In late 1950s New York, Tom Ripley, a young underachiever, is sent to Italy to retrieve a rich and spoiled millionaire playboy, named Dickie Greenleaf. But when the errand fails, Ripley takes extreme measures.
When two brothers organize the robbery of their parents' jewelry store the job goes horribly wrong, triggering a series of events that sends them, their father and one brother's wife hurtling towards a shattering climax.
Philip Seymour Hoffman,
Myra, a self-styled psychic in London, concocts a scheme to gain celebrity. She convinces Billy, her weak-willed husband, to kidnap the young daughter of wealthy parents. She and Billy will demand money, and then she will go to the parents with extra-sensory messages that will help the police find the child and the ransom. The plan unfolds beautifully, except that after her first visit to the parents, the police want to check her out. He's scared. As her delusions worsen, Bill realizes Myra may not want the child found alive. Behind it all is also the death at birth, years before, of their only child, whom they've named Arthur and who is Myra's contact with the beyond. Written by
Bryan Forbes looked for that house with the turret as a film location; when he went to the owner for permission, she asked who was in the film. When told that an American actress named Kim Stanley, the woman blanched, stepped back, and said that Stanley was one of her oldest friends whom she had not seen in 17 years. See more »
During the final seance, there is a close up of a man's hand with a pinkie ring and gray sleeve, who is not at the table. It is a repeated shot from the previous seance, when the gray-jacketed man took part. See more »
You know what I sometimes wish? I sometimes wish I *were*... ordinary. Like you. Dead ordinary. Ordinary and *dead* like all the others.
See more »
Over the years, the Oscars have often gone to performers and films that seemed to make little sense at the time and subsequently failed to stand the test of time. While Julie Andrews was certainly marked for stardom, her singing nanny did not hold a candle to Kim Stanley's tour-de-force as Myra in "Seance on a Wet Afternoon," either in 1964 or in 2004. One wonders in retrospect if any of the voters actually saw this brilliant, minor masterwork. If they had, how did Richard Attenborough's performance get overlooked? His subtle underplaying as the passive husband is in perfect sync to Stanley's showy turn as the medium and deserved Academy recognition as much as and perhaps more than his direction of "Gandhi." The taut screenplay and direction by Bryan Forbes, the fine black and white cinematography by Gerry Turpin, and John Barry's music also deserved recognition. Unfortunately, Hollywood was into big musicals in 1964, and the Academy's nominations were showered on "My Fair Lady" and "Mary Poppins," while more serious fare such as this film was overlooked. While "Lady" clunks along today as a leaden stage-bound adaptation and "Poppins" does not seem quite as charming as it did, "Seance on a Wet Afternoon" and the two brilliant performances at its center remain as riveting as they were 40 years ago. Fortunately, the Academy has shown some maturity in recent years, and films such as this are more often recognized, which raises their profiles and brings them to the attention of viewers who might otherwise miss them. Without any recognition other than recommendations from those few who have seen this character-driven suspense gem, "Seance" has been little seen and remains a cinematic jewel that awaits discovery and its deserved place among British film classics.

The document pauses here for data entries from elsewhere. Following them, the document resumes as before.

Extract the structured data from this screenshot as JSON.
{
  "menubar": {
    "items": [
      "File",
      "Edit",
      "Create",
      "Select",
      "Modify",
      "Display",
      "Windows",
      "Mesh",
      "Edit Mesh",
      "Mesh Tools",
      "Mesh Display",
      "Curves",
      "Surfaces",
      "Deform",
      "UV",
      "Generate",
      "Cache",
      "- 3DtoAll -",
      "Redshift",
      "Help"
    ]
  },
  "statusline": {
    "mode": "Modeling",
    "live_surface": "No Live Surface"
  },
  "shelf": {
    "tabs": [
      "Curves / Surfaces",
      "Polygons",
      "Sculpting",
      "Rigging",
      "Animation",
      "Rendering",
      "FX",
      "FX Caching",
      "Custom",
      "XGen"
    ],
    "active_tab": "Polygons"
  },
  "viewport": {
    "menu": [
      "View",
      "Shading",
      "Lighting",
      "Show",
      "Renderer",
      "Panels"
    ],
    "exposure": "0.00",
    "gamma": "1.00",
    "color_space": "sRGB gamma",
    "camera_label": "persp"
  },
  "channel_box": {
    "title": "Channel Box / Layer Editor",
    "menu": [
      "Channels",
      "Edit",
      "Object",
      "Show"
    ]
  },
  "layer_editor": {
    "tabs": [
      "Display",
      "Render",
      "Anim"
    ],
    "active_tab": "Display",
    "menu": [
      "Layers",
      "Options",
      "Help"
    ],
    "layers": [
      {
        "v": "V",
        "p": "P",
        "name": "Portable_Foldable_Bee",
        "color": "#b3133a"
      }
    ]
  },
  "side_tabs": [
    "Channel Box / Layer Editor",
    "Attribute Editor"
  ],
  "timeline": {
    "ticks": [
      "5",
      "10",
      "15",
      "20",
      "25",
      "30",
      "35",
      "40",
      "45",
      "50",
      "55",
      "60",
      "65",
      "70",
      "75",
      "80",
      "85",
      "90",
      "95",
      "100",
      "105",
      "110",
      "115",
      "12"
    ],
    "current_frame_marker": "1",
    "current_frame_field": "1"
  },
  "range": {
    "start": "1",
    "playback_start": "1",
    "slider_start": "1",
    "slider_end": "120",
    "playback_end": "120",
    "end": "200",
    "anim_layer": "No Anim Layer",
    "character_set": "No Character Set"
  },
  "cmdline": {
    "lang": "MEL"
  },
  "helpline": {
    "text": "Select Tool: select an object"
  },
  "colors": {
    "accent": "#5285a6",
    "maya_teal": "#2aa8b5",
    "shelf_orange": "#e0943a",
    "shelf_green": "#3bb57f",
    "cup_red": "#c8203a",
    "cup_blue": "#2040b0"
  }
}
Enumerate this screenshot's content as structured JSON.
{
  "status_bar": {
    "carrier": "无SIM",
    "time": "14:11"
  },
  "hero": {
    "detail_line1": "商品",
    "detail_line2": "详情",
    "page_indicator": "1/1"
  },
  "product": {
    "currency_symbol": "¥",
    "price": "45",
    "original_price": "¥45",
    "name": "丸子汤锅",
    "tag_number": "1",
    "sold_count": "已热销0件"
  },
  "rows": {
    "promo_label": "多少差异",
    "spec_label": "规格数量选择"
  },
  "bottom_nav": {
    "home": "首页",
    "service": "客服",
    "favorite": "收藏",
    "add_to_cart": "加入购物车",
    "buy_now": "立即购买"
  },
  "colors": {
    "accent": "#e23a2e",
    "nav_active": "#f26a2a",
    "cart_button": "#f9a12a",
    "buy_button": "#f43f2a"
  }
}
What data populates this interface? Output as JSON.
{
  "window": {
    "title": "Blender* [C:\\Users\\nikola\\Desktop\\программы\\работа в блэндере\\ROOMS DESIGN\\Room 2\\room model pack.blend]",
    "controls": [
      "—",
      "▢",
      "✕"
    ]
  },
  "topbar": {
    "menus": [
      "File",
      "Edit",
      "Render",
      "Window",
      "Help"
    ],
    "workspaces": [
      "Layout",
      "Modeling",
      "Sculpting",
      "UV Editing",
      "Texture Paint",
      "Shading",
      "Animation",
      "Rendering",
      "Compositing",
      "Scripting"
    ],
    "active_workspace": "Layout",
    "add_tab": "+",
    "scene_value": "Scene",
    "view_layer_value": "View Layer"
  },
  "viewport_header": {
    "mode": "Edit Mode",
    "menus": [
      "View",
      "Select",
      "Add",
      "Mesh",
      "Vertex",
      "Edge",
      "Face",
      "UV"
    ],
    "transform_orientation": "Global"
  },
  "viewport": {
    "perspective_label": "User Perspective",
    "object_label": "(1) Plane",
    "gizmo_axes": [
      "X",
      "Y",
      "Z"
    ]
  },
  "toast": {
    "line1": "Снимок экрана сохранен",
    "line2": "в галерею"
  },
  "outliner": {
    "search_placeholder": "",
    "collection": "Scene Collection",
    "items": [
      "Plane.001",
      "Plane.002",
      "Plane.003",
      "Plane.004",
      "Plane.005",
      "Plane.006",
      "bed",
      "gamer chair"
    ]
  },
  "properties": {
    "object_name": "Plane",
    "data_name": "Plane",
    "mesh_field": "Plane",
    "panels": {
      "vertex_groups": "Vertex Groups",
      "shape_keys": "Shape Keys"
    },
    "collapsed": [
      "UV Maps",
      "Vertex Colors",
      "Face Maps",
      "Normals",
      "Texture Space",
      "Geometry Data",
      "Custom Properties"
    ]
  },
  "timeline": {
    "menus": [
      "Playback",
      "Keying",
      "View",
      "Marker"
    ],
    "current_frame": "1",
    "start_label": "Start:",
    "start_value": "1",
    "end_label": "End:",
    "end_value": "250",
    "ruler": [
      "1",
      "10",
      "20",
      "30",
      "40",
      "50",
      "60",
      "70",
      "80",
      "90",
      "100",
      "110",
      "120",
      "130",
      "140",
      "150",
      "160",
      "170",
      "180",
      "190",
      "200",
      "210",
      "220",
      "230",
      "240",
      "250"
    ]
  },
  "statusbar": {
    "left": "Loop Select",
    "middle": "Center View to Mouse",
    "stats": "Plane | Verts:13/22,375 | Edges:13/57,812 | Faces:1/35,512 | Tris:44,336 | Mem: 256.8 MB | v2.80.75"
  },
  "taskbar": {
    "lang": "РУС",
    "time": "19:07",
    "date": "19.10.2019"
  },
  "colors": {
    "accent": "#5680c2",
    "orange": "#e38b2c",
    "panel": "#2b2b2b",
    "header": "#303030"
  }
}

63 of 77 people found this review helpful.
Was this review helpful to you?